WORK TO COMPLETE
Give back all of the data exactly, with every picture omitted.

RECORDS

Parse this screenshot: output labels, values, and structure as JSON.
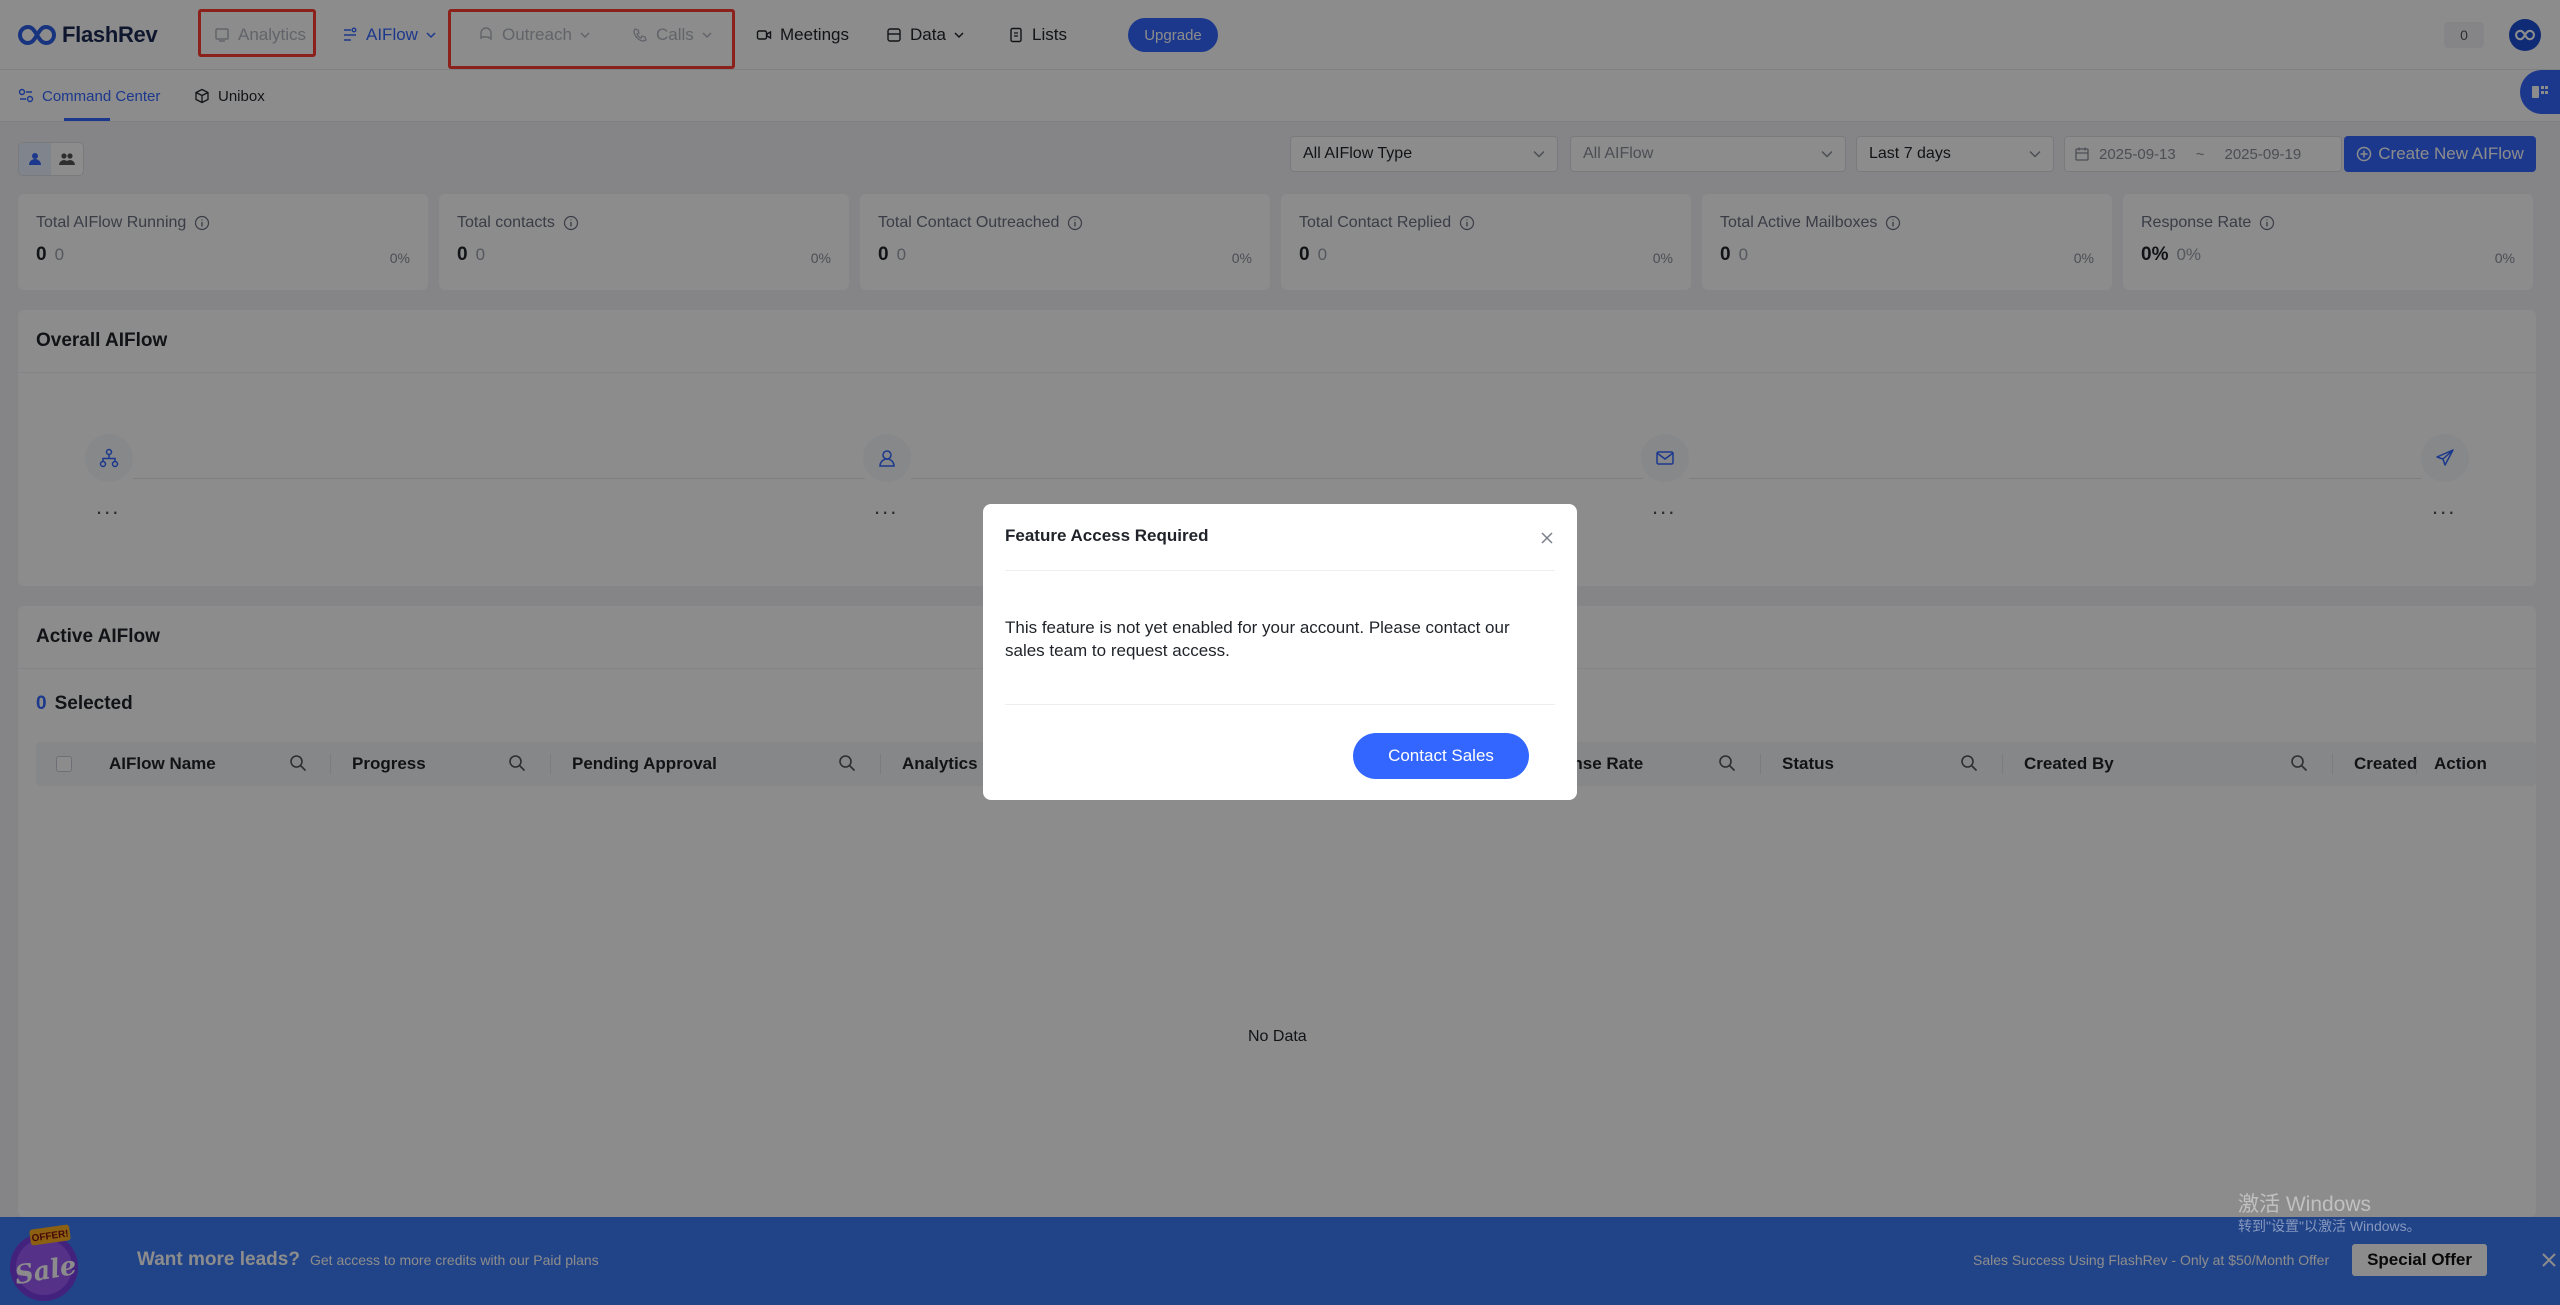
{
  "brand": {
    "name": "FlashRev"
  },
  "nav": {
    "analytics": "Analytics",
    "aiflow": "AIFlow",
    "outreach": "Outreach",
    "calls": "Calls",
    "meetings": "Meetings",
    "data": "Data",
    "lists": "Lists",
    "upgrade": "Upgrade",
    "credit_count": "0"
  },
  "subtabs": {
    "command_center": "Command Center",
    "unibox": "Unibox"
  },
  "filters": {
    "aiflow_type": "All AIFlow Type",
    "aiflow": "All AIFlow",
    "period": "Last 7 days",
    "date_start": "2025-09-13",
    "date_sep": "~",
    "date_end": "2025-09-19",
    "create_button": "Create New AIFlow"
  },
  "stats": [
    {
      "label": "Total AIFlow Running",
      "value": "0",
      "prev": "0",
      "pct": "0%"
    },
    {
      "label": "Total contacts",
      "value": "0",
      "prev": "0",
      "pct": "0%"
    },
    {
      "label": "Total Contact Outreached",
      "value": "0",
      "prev": "0",
      "pct": "0%"
    },
    {
      "label": "Total Contact Replied",
      "value": "0",
      "prev": "0",
      "pct": "0%"
    },
    {
      "label": "Total Active Mailboxes",
      "value": "0",
      "prev": "0",
      "pct": "0%"
    },
    {
      "label": "Response Rate",
      "value": "0%",
      "prev": "0%",
      "pct": "0%"
    }
  ],
  "overall": {
    "title": "Overall AIFlow",
    "steps": [
      {
        "icon": "workflow-icon",
        "value": "..."
      },
      {
        "icon": "contact-icon",
        "value": "..."
      },
      {
        "icon": "mail-icon",
        "value": "..."
      },
      {
        "icon": "send-icon",
        "value": "..."
      }
    ]
  },
  "active": {
    "title": "Active AIFlow",
    "selected_count": "0",
    "selected_label": "Selected",
    "columns": {
      "name": "AIFlow Name",
      "progress": "Progress",
      "pending": "Pending Approval",
      "analytics": "Analytics",
      "response_rate": "onse Rate",
      "status": "Status",
      "created_by": "Created By",
      "created": "Created",
      "action": "Action"
    },
    "empty_text": "No Data"
  },
  "modal": {
    "title": "Feature Access Required",
    "body": "This feature is not yet enabled for your account. Please contact our sales team to request access.",
    "button": "Contact Sales"
  },
  "watermark": {
    "line1": "激活 Windows",
    "line2": "转到\"设置\"以激活 Windows。"
  },
  "promo": {
    "badge_top": "OFFER!",
    "badge_main": "Sale",
    "headline": "Want more leads?",
    "subtext": "Get access to more credits with our Paid plans",
    "right_text": "Sales Success Using FlashRev - Only at $50/Month Offer",
    "button": "Special Offer"
  },
  "colors": {
    "primary": "#3366ff",
    "banner": "#3d7bf7",
    "highlight": "#ff3b30"
  }
}
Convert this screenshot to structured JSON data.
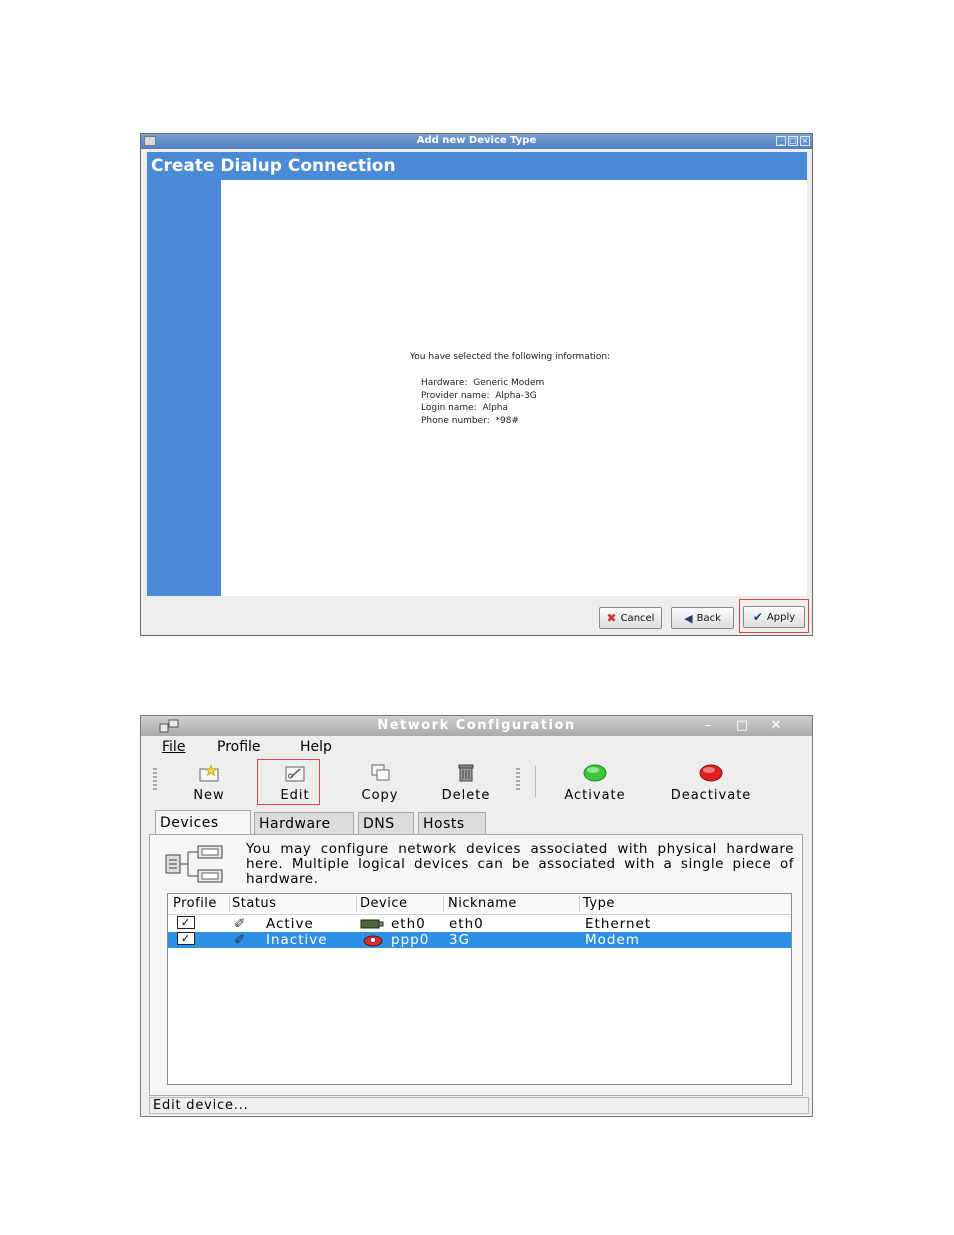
{
  "dialup": {
    "window_title": "Add new Device Type",
    "header": "Create Dialup Connection",
    "summary_text": "You have selected the following information:",
    "info": [
      {
        "label": "Hardware:",
        "value": "Generic Modem"
      },
      {
        "label": "Provider name:",
        "value": "Alpha-3G"
      },
      {
        "label": "Login name:",
        "value": "Alpha"
      },
      {
        "label": "Phone number:",
        "value": "*98#"
      }
    ],
    "buttons": {
      "cancel": "Cancel",
      "back": "Back",
      "apply": "Apply"
    },
    "colors": {
      "accent": "#4a8ad6",
      "highlight": "#d9434a"
    }
  },
  "netconf": {
    "window_title": "Network Configuration",
    "menu": [
      "File",
      "Profile",
      "Help"
    ],
    "toolbar": {
      "new": "New",
      "edit": "Edit",
      "copy": "Copy",
      "delete": "Delete",
      "activate": "Activate",
      "deactivate": "Deactivate"
    },
    "tabs": [
      "Devices",
      "Hardware",
      "DNS",
      "Hosts"
    ],
    "description": "You may configure network devices associated with physical hardware here. Multiple logical devices can be associated with a single piece of hardware.",
    "columns": [
      "Profile",
      "Status",
      "Device",
      "Nickname",
      "Type"
    ],
    "rows": [
      {
        "profile": "✓",
        "status": "Active",
        "device": "eth0",
        "nickname": "eth0",
        "type": "Ethernet",
        "selected": false
      },
      {
        "profile": "✓",
        "status": "Inactive",
        "device": "ppp0",
        "nickname": "3G",
        "type": "Modem",
        "selected": true
      }
    ],
    "statusbar": "Edit device...",
    "colors": {
      "selection": "#2e8fe6",
      "activate": "#3cc43c",
      "deactivate": "#e02020"
    }
  }
}
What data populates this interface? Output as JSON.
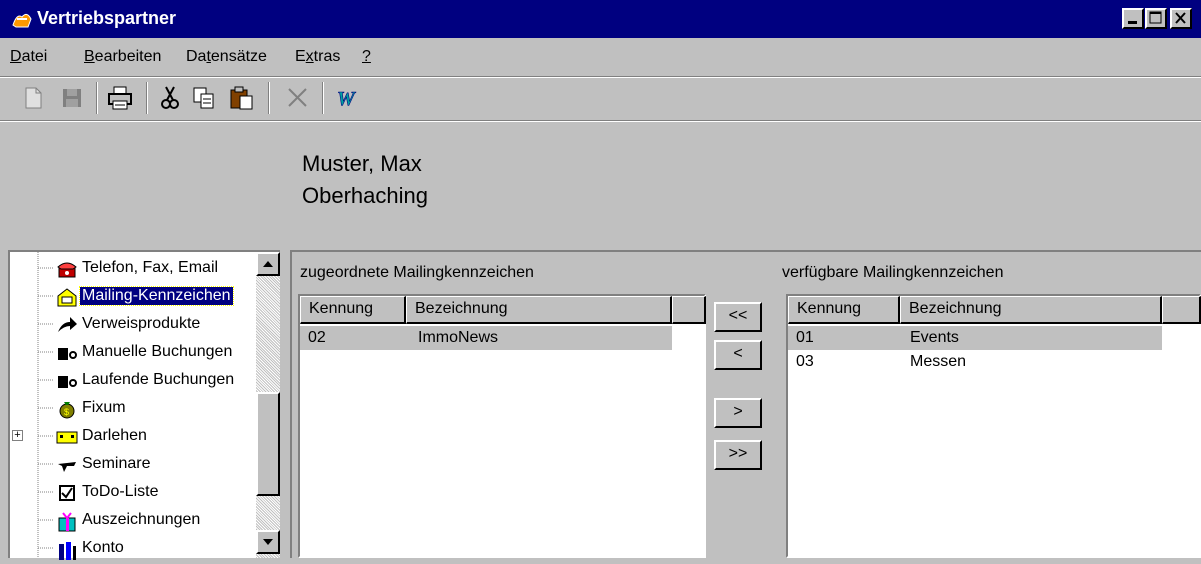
{
  "window": {
    "title": "Vertriebspartner"
  },
  "menu": [
    {
      "pre": "",
      "accel": "D",
      "post": "atei"
    },
    {
      "pre": "",
      "accel": "B",
      "post": "earbeiten"
    },
    {
      "pre": "Da",
      "accel": "t",
      "post": "ensätze"
    },
    {
      "pre": "E",
      "accel": "x",
      "post": "tras"
    },
    {
      "pre": "",
      "accel": "?",
      "post": ""
    }
  ],
  "header": {
    "name": "Muster, Max",
    "city": "Oberhaching"
  },
  "tree": {
    "items": [
      {
        "label": "Telefon, Fax, Email",
        "icon": "telephone-icon"
      },
      {
        "label": "Mailing-Kennzeichen",
        "icon": "mailbox-icon"
      },
      {
        "label": "Verweisprodukte",
        "icon": "redirect-arrow-icon"
      },
      {
        "label": "Manuelle Buchungen",
        "icon": "booking-icon"
      },
      {
        "label": "Laufende Buchungen",
        "icon": "booking-icon"
      },
      {
        "label": "Fixum",
        "icon": "money-bag-icon"
      },
      {
        "label": "Darlehen",
        "icon": "loan-icon"
      },
      {
        "label": "Seminare",
        "icon": "seminar-icon"
      },
      {
        "label": "ToDo-Liste",
        "icon": "checkbox-icon"
      },
      {
        "label": "Auszeichnungen",
        "icon": "gift-icon"
      },
      {
        "label": "Konto",
        "icon": "account-icon"
      }
    ],
    "selected_index": 1,
    "expand_symbol": "+"
  },
  "assigned": {
    "title": "zugeordnete Mailingkennzeichen",
    "col_id": "Kennung",
    "col_name": "Bezeichnung",
    "rows": [
      {
        "id": "02",
        "name": "ImmoNews"
      }
    ]
  },
  "available": {
    "title": "verfügbare Mailingkennzeichen",
    "col_id": "Kennung",
    "col_name": "Bezeichnung",
    "rows": [
      {
        "id": "01",
        "name": "Events"
      },
      {
        "id": "03",
        "name": "Messen"
      }
    ]
  },
  "buttons": {
    "all_left": "<<",
    "one_left": "<",
    "one_right": ">",
    "all_right": ">>"
  },
  "colors": {
    "titlebar": "#000080",
    "face": "#c0c0c0",
    "selection": "#000080"
  }
}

ANSWER FOR THIS EXERCISE
Parse this screenshot: output labels, values, and structure as JSON.
{
  "brand": {
    "name": "FlashRev"
  },
  "nav": {
    "analytics": "Analytics",
    "aiflow": "AIFlow",
    "outreach": "Outreach",
    "calls": "Calls",
    "meetings": "Meetings",
    "data": "Data",
    "lists": "Lists",
    "upgrade": "Upgrade",
    "credit_count": "0"
  },
  "subtabs": {
    "command_center": "Command Center",
    "unibox": "Unibox"
  },
  "filters": {
    "aiflow_type": "All AIFlow Type",
    "aiflow": "All AIFlow",
    "period": "Last 7 days",
    "date_start": "2025-09-13",
    "date_sep": "~",
    "date_end": "2025-09-19",
    "create_button": "Create New AIFlow"
  },
  "stats": [
    {
      "label": "Total AIFlow Running",
      "value": "0",
      "prev": "0",
      "pct": "0%"
    },
    {
      "label": "Total contacts",
      "value": "0",
      "prev": "0",
      "pct": "0%"
    },
    {
      "label": "Total Contact Outreached",
      "value": "0",
      "prev": "0",
      "pct": "0%"
    },
    {
      "label": "Total Contact Replied",
      "value": "0",
      "prev": "0",
      "pct": "0%"
    },
    {
      "label": "Total Active Mailboxes",
      "value": "0",
      "prev": "0",
      "pct": "0%"
    },
    {
      "label": "Response Rate",
      "value": "0%",
      "prev": "0%",
      "pct": "0%"
    }
  ],
  "overall": {
    "title": "Overall AIFlow",
    "steps": [
      {
        "icon": "workflow-icon",
        "value": "..."
      },
      {
        "icon": "contact-icon",
        "value": "..."
      },
      {
        "icon": "mail-icon",
        "value": "..."
      },
      {
        "icon": "send-icon",
        "value": "..."
      }
    ]
  },
  "active": {
    "title": "Active AIFlow",
    "selected_count": "0",
    "selected_label": "Selected",
    "columns": {
      "name": "AIFlow Name",
      "progress": "Progress",
      "pending": "Pending Approval",
      "analytics": "Analytics",
      "response_rate": "onse Rate",
      "status": "Status",
      "created_by": "Created By",
      "created": "Created",
      "action": "Action"
    },
    "empty_text": "No Data"
  },
  "modal": {
    "title": "Feature Access Required",
    "body": "This feature is not yet enabled for your account. Please contact our sales team to request access.",
    "button": "Contact Sales"
  },
  "watermark": {
    "line1": "激活 Windows",
    "line2": "转到\"设置\"以激活 Windows。"
  },
  "promo": {
    "badge_top": "OFFER!",
    "badge_main": "Sale",
    "headline": "Want more leads?",
    "subtext": "Get access to more credits with our Paid plans",
    "right_text": "Sales Success Using FlashRev - Only at $50/Month Offer",
    "button": "Special Offer"
  },
  "colors": {
    "primary": "#3366ff",
    "banner": "#3d7bf7",
    "highlight": "#ff3b30"
  }
}
Convert this screenshot to structured JSON data.
{
  "dialup": {
    "window_title": "Add new Device Type",
    "header": "Create Dialup Connection",
    "summary_text": "You have selected the following information:",
    "info": [
      {
        "label": "Hardware:",
        "value": "Generic Modem"
      },
      {
        "label": "Provider name:",
        "value": "Alpha-3G"
      },
      {
        "label": "Login name:",
        "value": "Alpha"
      },
      {
        "label": "Phone number:",
        "value": "*98#"
      }
    ],
    "buttons": {
      "cancel": "Cancel",
      "back": "Back",
      "apply": "Apply"
    },
    "colors": {
      "accent": "#4a8ad6",
      "highlight": "#d9434a"
    }
  },
  "netconf": {
    "window_title": "Network Configuration",
    "menu": [
      "File",
      "Profile",
      "Help"
    ],
    "toolbar": {
      "new": "New",
      "edit": "Edit",
      "copy": "Copy",
      "delete": "Delete",
      "activate": "Activate",
      "deactivate": "Deactivate"
    },
    "tabs": [
      "Devices",
      "Hardware",
      "DNS",
      "Hosts"
    ],
    "description": "You may configure network devices associated with physical hardware here. Multiple logical devices can be associated with a single piece of hardware.",
    "columns": [
      "Profile",
      "Status",
      "Device",
      "Nickname",
      "Type"
    ],
    "rows": [
      {
        "profile": "✓",
        "status": "Active",
        "device": "eth0",
        "nickname": "eth0",
        "type": "Ethernet",
        "selected": false
      },
      {
        "profile": "✓",
        "status": "Inactive",
        "device": "ppp0",
        "nickname": "3G",
        "type": "Modem",
        "selected": true
      }
    ],
    "statusbar": "Edit device...",
    "colors": {
      "selection": "#2e8fe6",
      "activate": "#3cc43c",
      "deactivate": "#e02020"
    }
  }
}
What data populates this interface? Output as JSON.
{
  "window": {
    "title": "Vertriebspartner"
  },
  "menu": [
    {
      "pre": "",
      "accel": "D",
      "post": "atei"
    },
    {
      "pre": "",
      "accel": "B",
      "post": "earbeiten"
    },
    {
      "pre": "Da",
      "accel": "t",
      "post": "ensätze"
    },
    {
      "pre": "E",
      "accel": "x",
      "post": "tras"
    },
    {
      "pre": "",
      "accel": "?",
      "post": ""
    }
  ],
  "header": {
    "name": "Muster, Max",
    "city": "Oberhaching"
  },
  "tree": {
    "items": [
      {
        "label": "Telefon, Fax, Email",
        "icon": "telephone-icon"
      },
      {
        "label": "Mailing-Kennzeichen",
        "icon": "mailbox-icon"
      },
      {
        "label": "Verweisprodukte",
        "icon": "redirect-arrow-icon"
      },
      {
        "label": "Manuelle Buchungen",
        "icon": "booking-icon"
      },
      {
        "label": "Laufende Buchungen",
        "icon": "booking-icon"
      },
      {
        "label": "Fixum",
        "icon": "money-bag-icon"
      },
      {
        "label": "Darlehen",
        "icon": "loan-icon"
      },
      {
        "label": "Seminare",
        "icon": "seminar-icon"
      },
      {
        "label": "ToDo-Liste",
        "icon": "checkbox-icon"
      },
      {
        "label": "Auszeichnungen",
        "icon": "gift-icon"
      },
      {
        "label": "Konto",
        "icon": "account-icon"
      }
    ],
    "selected_index": 1,
    "expand_symbol": "+"
  },
  "assigned": {
    "title": "zugeordnete Mailingkennzeichen",
    "col_id": "Kennung",
    "col_name": "Bezeichnung",
    "rows": [
      {
        "id": "02",
        "name": "ImmoNews"
      }
    ]
  },
  "available": {
    "title": "verfügbare Mailingkennzeichen",
    "col_id": "Kennung",
    "col_name": "Bezeichnung",
    "rows": [
      {
        "id": "01",
        "name": "Events"
      },
      {
        "id": "03",
        "name": "Messen"
      }
    ]
  },
  "buttons": {
    "all_left": "<<",
    "one_left": "<",
    "one_right": ">",
    "all_right": ">>"
  },
  "colors": {
    "titlebar": "#000080",
    "face": "#c0c0c0",
    "selection": "#000080"
  }
}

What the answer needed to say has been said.